What is trim-board and what’s its purpose? Trim-board is a 1-inch thick piece of either lumber, composite, PVC material, or cement fiber product, depending on which siding you’ve chosen. Generally, when you chose a composite or fiber cement type siding, you would stick with the matching composite or fiber cement trim-board. Trim-boards are available in board widths anywhere from 3-1/2 to 11-1/2 inches wide. The 3-1/2 and 5-1/2 inch wide trim-board planks are the sizes chosen most often for around windows and doors. The wider boards are the preferred choice for skirting along the base of the siding, and for use as a fascia board. Trim-boards, along with the appropriate trim-molding, can also be installed just under the soffit, creating a beautiful crown molding type of accent that follows the roofline. Depending on your tastes, trim board planks are available with either a smooth, or woodgrain type finish.

Color? Trim board color is of course subjective. Painting the trim boards the same color as the siding will provide a much more subtle touch or impression. When the trim boards are color matched to the window frames and soffit material, presuming these two components are of a different color than the siding, the effect has considerably more impact.

The purpose, or raison d’être of trim-board, is to enhance. Today, most window units are made of vinyl, or combinations of vinyl and aluminum. And, with more emphasis being placed on window operation, and on getting more glass for the buck, the frames have become much narrower than the wooden framed windows of the past. With less window frame, comes less window, and as a result, less impression. So, we offset this loss of window frame by adding a matching trim board around the windows and doors. Wide, outside corners, are another way trim-boards can add a more stately impression to any home. Most sidings come with standard 3 inch wide outside corners.

New home builders, or those renovating, should consider 5-1/2 inch trim-board planks for the corners instead. For a few bucks more, this easy modification will deliver more than its weight in value and good looks. Key to successful trim-boarding? Don’t make them an afterthought. Use the thicker, 1 to 1-1/4 inch planks, and install them before the siding. After the fact means using a thinner board, delivering less impact, while also creating gaps (otherwise known as homes for wasps and spiders) along the siding ridges.

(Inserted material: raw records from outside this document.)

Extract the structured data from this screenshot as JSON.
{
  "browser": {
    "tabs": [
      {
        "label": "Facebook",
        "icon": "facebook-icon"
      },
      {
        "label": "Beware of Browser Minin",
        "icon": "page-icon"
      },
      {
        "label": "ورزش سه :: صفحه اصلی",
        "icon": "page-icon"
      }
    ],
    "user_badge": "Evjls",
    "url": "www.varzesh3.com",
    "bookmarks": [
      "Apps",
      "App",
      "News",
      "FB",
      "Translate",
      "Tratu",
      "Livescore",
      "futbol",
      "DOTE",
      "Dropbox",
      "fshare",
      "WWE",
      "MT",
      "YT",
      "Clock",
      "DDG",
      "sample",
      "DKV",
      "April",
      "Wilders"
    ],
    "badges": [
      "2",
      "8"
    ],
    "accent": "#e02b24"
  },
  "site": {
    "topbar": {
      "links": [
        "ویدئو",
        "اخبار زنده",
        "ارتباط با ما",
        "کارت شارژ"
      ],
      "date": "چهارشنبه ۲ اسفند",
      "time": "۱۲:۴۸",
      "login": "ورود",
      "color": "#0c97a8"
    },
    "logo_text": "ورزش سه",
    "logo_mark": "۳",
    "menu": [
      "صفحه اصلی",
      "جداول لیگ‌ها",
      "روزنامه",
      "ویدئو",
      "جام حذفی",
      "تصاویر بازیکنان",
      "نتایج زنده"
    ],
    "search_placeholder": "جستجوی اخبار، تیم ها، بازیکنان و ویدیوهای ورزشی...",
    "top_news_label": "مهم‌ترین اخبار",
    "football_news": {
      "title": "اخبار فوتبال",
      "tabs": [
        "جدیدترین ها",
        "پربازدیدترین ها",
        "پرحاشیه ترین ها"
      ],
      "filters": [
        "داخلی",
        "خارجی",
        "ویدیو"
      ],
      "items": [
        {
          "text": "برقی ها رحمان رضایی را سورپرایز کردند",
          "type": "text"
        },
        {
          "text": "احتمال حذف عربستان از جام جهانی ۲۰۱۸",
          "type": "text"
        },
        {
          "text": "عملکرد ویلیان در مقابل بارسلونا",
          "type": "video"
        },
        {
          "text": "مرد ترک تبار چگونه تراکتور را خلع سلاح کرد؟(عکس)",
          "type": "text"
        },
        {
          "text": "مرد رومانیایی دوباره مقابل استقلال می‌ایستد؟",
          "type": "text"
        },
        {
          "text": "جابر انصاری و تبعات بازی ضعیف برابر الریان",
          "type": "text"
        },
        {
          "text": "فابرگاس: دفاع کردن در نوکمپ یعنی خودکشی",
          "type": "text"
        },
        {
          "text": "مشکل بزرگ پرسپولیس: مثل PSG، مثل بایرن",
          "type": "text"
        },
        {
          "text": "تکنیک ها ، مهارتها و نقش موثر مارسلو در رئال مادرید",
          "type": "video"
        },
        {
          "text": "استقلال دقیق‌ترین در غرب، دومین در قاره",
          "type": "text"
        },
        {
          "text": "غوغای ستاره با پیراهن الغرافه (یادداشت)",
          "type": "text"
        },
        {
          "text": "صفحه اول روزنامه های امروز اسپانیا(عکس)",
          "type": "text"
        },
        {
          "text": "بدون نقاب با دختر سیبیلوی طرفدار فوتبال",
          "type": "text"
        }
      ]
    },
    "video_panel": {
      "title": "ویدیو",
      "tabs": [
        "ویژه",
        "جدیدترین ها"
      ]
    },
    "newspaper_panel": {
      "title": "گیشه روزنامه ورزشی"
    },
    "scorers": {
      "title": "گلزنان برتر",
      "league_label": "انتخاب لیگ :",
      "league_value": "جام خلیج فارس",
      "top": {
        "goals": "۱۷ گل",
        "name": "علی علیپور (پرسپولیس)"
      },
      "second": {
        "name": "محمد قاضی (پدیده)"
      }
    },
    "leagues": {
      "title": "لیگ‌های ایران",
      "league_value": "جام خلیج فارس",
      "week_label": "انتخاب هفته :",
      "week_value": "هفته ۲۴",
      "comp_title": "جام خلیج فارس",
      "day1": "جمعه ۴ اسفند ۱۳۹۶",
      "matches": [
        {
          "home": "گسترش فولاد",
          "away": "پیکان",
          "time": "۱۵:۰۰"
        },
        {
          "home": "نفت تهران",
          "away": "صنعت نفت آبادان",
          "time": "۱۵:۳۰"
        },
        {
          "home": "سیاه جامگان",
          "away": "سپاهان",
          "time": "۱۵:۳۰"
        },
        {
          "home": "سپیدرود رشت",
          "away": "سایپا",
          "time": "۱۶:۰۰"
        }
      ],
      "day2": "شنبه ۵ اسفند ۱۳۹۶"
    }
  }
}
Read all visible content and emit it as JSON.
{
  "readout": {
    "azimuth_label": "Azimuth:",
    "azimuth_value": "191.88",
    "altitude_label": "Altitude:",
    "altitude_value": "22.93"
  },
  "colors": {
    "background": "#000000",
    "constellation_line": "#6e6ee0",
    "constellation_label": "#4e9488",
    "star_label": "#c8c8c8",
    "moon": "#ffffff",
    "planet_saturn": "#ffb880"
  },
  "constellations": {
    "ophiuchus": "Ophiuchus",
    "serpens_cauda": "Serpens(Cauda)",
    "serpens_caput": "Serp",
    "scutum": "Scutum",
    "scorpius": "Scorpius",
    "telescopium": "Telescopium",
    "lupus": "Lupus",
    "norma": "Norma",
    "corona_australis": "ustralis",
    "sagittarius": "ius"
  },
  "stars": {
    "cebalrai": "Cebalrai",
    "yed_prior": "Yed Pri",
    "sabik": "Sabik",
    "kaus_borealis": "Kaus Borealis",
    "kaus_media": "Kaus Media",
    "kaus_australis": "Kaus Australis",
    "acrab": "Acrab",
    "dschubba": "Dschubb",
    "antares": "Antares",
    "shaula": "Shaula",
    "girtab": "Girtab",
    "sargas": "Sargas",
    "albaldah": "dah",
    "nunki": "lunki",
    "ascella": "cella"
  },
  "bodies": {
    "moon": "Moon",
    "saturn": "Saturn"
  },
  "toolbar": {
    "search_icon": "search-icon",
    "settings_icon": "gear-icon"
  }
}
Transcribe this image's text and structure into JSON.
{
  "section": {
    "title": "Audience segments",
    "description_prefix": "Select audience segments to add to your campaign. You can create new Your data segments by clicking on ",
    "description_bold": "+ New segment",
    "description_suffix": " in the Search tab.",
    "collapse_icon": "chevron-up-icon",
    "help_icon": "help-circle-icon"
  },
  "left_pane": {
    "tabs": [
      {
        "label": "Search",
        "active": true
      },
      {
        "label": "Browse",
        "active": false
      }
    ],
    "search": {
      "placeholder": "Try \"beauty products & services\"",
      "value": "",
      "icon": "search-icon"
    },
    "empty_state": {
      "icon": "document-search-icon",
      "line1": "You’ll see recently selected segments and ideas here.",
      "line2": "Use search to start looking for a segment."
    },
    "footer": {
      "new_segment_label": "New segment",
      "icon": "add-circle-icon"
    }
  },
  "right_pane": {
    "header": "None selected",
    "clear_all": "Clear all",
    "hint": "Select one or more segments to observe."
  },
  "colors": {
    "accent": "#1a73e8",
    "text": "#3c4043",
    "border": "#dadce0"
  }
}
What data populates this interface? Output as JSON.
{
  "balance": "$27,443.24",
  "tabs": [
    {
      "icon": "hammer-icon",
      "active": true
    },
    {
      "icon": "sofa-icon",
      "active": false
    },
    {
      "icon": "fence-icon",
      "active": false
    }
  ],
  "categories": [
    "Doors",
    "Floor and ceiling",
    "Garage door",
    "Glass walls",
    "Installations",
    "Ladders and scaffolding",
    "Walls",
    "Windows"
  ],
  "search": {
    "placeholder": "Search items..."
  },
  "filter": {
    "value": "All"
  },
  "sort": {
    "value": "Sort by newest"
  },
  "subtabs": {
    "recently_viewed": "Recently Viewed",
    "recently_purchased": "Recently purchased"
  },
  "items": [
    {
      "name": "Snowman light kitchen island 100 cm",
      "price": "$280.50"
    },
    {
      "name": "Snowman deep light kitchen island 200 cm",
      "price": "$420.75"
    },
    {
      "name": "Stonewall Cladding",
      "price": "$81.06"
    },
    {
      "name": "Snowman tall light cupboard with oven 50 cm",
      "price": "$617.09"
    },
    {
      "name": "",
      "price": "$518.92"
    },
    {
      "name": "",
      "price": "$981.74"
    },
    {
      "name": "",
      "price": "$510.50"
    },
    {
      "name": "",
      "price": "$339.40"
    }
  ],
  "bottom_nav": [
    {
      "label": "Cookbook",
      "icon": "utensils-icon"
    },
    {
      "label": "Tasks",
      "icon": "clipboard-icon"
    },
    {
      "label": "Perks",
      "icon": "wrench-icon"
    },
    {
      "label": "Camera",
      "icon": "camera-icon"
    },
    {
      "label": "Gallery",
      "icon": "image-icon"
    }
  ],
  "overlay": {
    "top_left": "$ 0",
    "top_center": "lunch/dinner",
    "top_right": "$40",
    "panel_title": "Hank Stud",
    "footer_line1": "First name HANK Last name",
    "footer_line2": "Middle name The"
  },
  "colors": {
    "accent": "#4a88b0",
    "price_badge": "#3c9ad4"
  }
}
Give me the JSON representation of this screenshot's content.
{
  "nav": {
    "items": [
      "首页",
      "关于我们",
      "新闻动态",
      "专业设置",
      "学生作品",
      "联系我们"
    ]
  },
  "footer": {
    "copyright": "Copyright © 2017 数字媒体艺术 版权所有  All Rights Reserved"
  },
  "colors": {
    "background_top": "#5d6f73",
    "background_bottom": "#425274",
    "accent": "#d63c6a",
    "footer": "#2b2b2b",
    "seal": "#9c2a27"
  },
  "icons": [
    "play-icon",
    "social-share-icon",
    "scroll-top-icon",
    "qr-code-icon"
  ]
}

Good building.

As published by the Standard-Freeholder
Handyman's Hints Standard-Freeholder Cornwall Ontario by Chris Emard